■ **Your objective**
Go through the listing below and repeat it exactly, dropping the pictures.

━━ Data under study ━━

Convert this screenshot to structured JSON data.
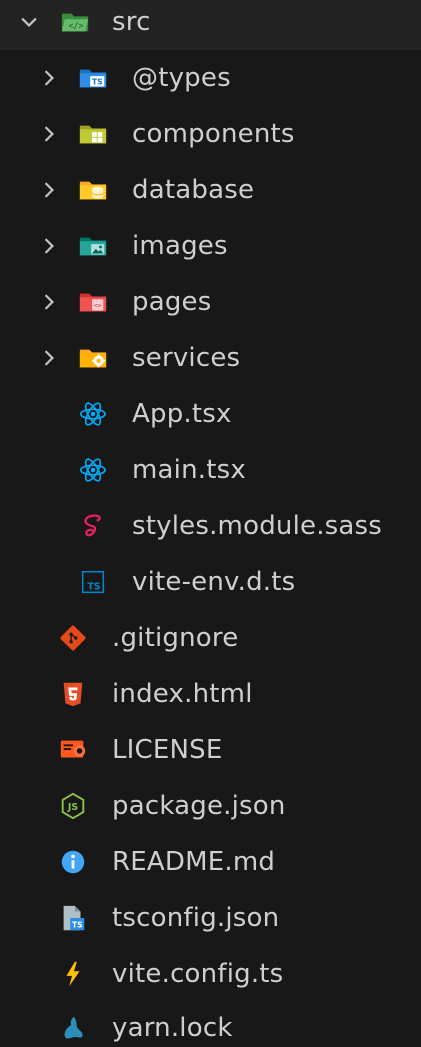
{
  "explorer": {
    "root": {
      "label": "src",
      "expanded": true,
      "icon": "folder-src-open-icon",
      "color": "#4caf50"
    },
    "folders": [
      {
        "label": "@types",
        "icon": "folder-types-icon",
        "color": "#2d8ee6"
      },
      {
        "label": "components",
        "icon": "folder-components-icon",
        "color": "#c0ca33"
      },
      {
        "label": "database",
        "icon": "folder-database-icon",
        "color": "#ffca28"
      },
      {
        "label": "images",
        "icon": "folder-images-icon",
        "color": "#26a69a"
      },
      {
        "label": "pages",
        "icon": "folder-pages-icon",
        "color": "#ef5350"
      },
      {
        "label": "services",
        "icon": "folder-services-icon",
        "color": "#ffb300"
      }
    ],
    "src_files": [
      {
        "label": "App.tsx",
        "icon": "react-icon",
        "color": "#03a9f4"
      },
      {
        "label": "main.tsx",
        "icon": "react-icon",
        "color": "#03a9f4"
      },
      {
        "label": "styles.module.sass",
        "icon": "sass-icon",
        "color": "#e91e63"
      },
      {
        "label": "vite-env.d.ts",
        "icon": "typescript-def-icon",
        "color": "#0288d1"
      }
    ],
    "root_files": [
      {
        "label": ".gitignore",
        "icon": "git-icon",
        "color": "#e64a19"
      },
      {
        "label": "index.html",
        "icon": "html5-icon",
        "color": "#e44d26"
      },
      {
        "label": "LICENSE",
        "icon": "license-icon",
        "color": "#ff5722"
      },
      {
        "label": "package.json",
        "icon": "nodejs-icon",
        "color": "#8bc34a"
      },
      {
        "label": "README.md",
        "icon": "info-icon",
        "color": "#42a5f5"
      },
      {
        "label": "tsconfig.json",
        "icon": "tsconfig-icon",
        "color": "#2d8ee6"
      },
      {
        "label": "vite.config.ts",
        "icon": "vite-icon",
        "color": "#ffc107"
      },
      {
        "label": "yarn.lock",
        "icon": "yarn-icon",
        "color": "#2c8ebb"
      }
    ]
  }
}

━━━

■ **Output of the exercise**
Convert this screenshot to structured JSON data.
{
  "explorer": {
    "root": {
      "label": "src",
      "expanded": true,
      "icon": "folder-src-open-icon",
      "color": "#4caf50"
    },
    "folders": [
      {
        "label": "@types",
        "icon": "folder-types-icon",
        "color": "#2d8ee6"
      },
      {
        "label": "components",
        "icon": "folder-components-icon",
        "color": "#c0ca33"
      },
      {
        "label": "database",
        "icon": "folder-database-icon",
        "color": "#ffca28"
      },
      {
        "label": "images",
        "icon": "folder-images-icon",
        "color": "#26a69a"
      },
      {
        "label": "pages",
        "icon": "folder-pages-icon",
        "color": "#ef5350"
      },
      {
        "label": "services",
        "icon": "folder-services-icon",
        "color": "#ffb300"
      }
    ],
    "src_files": [
      {
        "label": "App.tsx",
        "icon": "react-icon",
        "color": "#03a9f4"
      },
      {
        "label": "main.tsx",
        "icon": "react-icon",
        "color": "#03a9f4"
      },
      {
        "label": "styles.module.sass",
        "icon": "sass-icon",
        "color": "#e91e63"
      },
      {
        "label": "vite-env.d.ts",
        "icon": "typescript-def-icon",
        "color": "#0288d1"
      }
    ],
    "root_files": [
      {
        "label": ".gitignore",
        "icon": "git-icon",
        "color": "#e64a19"
      },
      {
        "label": "index.html",
        "icon": "html5-icon",
        "color": "#e44d26"
      },
      {
        "label": "LICENSE",
        "icon": "license-icon",
        "color": "#ff5722"
      },
      {
        "label": "package.json",
        "icon": "nodejs-icon",
        "color": "#8bc34a"
      },
      {
        "label": "README.md",
        "icon": "info-icon",
        "color": "#42a5f5"
      },
      {
        "label": "tsconfig.json",
        "icon": "tsconfig-icon",
        "color": "#2d8ee6"
      },
      {
        "label": "vite.config.ts",
        "icon": "vite-icon",
        "color": "#ffc107"
      },
      {
        "label": "yarn.lock",
        "icon": "yarn-icon",
        "color": "#2c8ebb"
      }
    ]
  }
}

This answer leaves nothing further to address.